Google+ Badge BLACK SOCIAL HISTORY

Thursday, 26 June 2014

BLACK SOCIAL HISTORY : AFRICAN AMERICAN " HILTON LEE SMITH " WAS AN AMERICAN RIGHT HANDED PITCHER IN THE NEGRO LEAGUE BASEBALL : GOES INTO THE " HALL OF BLACK GENIUS "

                          BLACK               SOCIAL          HISTORY                                                                                                                                                                                                                                         Hilton Lee Smith (February 27, 1907[1] – November 18, 1983) was an American right-handed pitcher in Negro league baseball. In 2001 he was inducted into the National Baseball Hall of Fame.

Early life

Born in Giddings, Texas, Smith began his professional career in black baseball's equivalent of the minor leagues with the Austin Black Senators in Austin, Texas. His big league debut was with the Monroe Monarchs of Monroe, Louisiana in 1932.

Semi-pro career

From 1935 to 1936, Smith pitched for the Bismarck semi-professional team organized by Neil Churchill. In 1935 his teammates included Satchel PaigeTed "Double Duty" RadcliffeQuincy TrouppeBarney Morris, and Chet Brewer. In August, the team won the national semipro championship in Wichita, Kansas.
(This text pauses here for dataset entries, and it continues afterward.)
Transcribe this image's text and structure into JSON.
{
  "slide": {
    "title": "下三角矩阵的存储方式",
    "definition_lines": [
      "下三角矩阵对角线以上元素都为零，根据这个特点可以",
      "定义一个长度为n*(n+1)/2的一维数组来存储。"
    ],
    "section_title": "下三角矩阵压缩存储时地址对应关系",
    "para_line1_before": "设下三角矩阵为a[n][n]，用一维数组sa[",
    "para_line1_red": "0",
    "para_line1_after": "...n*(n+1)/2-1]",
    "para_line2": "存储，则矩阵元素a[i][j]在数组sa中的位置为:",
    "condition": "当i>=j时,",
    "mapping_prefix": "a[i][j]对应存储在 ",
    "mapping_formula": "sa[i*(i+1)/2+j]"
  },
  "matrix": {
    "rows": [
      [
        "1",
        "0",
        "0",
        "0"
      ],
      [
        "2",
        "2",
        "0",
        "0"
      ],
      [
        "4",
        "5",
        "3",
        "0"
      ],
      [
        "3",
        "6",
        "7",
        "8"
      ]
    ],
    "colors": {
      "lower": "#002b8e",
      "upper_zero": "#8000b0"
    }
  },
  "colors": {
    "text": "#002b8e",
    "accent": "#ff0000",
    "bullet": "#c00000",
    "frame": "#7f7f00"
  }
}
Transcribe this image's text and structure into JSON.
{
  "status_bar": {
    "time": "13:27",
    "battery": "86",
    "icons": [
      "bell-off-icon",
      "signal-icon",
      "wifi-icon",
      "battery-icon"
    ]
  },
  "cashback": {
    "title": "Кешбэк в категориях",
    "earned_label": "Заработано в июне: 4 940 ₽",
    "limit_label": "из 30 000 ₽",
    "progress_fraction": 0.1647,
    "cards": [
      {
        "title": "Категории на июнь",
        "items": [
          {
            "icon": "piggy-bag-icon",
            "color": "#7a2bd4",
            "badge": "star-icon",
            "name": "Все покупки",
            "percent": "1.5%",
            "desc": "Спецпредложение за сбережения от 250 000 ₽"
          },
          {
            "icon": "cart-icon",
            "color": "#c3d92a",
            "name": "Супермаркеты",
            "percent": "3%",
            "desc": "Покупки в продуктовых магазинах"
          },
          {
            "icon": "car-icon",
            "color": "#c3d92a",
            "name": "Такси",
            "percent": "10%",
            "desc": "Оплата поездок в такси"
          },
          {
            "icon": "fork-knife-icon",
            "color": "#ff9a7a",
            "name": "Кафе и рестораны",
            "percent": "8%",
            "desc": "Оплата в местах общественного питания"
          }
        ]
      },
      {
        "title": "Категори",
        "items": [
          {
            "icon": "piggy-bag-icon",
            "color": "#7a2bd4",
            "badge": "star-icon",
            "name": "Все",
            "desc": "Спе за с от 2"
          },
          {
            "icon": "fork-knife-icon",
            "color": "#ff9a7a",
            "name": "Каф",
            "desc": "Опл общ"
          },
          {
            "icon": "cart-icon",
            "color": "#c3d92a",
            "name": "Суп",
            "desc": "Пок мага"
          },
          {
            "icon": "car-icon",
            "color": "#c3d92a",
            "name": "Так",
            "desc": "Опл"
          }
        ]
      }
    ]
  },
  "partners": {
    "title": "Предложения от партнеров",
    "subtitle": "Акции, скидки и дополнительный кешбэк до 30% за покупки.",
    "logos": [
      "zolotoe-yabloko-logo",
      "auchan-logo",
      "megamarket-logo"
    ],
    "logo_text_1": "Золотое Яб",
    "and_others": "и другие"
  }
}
In 1936, Paige, Radcliffe, and Brewer departed and Smith became the ace of the Bismarck team. They returned to the national championship, where Smith won four games, but Bismarck failed to repeat as champions.[2]

Negro league career

In late 1936 Smith signed with the Kansas City Monarchs. From 1937 until his retirement in 1948 Smith was a star pitcher on the Monarchs. He possessed an outstanding curveball, but he was overshadowed by his more flamboyant team mate Satchel Paige. Often Paige would pitch the first three innings of a game, leaving Smith to pitch the remaining six. Also, unlike Paige, Smith was a very good hitter.

Post-playing career and death

After retiring from baseball, Hilton Smith worked as a schoolteacher and later as a steel plant foreman. He also scouted for the Chicago Cubs. Smith had a quiet, reserved temperament, but in his later years he stood up for Negro leaguers in their struggle to be inducted into the Baseball Hall of Fame. He died at age 76 in Kansas City, Missouri. It was not until 2001 that he became a member of the Hall.